Count the lines below that contain the word "hash". Give only the number.

··· Input for this task

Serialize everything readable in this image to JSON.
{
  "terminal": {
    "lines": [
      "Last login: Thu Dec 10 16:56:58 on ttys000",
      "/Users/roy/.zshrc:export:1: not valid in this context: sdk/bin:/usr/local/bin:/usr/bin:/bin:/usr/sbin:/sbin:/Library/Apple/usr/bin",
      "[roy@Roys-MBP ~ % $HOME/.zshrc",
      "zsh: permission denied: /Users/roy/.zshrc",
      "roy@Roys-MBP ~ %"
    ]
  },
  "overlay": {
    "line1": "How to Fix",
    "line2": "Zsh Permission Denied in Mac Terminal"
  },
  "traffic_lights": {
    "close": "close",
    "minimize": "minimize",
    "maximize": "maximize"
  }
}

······
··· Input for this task

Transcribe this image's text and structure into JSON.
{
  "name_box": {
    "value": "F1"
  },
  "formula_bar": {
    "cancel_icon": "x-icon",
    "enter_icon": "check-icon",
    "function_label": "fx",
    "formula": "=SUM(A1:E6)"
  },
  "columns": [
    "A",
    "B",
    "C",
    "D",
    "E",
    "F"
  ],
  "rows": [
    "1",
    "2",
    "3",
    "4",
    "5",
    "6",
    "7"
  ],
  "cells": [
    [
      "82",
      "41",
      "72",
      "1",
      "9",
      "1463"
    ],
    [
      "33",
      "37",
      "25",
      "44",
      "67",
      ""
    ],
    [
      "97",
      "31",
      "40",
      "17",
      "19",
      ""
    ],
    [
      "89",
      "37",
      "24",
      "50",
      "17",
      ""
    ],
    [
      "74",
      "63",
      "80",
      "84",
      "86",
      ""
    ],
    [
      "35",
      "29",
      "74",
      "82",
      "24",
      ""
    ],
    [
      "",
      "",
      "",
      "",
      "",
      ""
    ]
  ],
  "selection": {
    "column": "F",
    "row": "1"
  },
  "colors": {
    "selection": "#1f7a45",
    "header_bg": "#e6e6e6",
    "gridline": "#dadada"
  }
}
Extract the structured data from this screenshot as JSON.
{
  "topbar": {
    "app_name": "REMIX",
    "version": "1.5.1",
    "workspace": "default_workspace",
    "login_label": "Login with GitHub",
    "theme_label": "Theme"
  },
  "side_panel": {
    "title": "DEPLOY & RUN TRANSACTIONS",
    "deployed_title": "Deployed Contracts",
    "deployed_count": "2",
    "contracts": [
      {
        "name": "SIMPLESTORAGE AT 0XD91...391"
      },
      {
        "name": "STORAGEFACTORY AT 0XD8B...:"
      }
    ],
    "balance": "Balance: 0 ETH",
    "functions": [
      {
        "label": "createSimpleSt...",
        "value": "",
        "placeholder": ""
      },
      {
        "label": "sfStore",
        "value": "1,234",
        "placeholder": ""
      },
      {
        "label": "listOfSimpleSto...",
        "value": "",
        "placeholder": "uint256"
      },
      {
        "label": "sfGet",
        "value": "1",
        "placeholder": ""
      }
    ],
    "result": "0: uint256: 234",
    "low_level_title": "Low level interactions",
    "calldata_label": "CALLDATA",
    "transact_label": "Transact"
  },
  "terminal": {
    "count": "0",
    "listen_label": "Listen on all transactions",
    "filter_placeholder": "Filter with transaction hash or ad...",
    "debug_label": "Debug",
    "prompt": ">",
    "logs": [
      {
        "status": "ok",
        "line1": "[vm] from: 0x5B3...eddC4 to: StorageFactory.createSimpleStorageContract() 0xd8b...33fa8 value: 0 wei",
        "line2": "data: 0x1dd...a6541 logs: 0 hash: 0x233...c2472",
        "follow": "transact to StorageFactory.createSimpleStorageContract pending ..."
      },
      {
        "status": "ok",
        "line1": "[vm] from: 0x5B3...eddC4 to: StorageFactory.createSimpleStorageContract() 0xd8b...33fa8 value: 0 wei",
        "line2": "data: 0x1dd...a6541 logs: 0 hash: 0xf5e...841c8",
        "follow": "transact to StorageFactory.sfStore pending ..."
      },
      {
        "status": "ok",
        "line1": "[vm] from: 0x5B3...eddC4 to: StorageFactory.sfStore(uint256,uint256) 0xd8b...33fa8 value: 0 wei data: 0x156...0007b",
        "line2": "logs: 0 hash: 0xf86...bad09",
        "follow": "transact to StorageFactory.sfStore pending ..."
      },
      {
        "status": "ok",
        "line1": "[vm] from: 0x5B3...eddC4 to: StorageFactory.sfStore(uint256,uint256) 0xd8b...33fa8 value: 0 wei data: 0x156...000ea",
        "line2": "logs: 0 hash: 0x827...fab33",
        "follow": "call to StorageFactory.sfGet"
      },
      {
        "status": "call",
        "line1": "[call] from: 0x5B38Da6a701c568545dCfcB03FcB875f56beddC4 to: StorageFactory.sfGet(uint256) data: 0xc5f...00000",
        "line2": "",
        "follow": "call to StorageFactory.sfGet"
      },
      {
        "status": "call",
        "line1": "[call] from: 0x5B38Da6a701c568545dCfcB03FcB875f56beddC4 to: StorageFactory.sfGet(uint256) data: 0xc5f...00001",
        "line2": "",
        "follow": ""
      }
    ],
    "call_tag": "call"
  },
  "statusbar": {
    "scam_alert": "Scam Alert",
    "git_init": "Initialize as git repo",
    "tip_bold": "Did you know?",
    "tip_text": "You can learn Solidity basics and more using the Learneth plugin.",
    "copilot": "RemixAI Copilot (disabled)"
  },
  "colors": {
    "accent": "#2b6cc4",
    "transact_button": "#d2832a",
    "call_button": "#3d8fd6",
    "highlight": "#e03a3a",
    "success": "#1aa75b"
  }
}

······

#### Task solution
5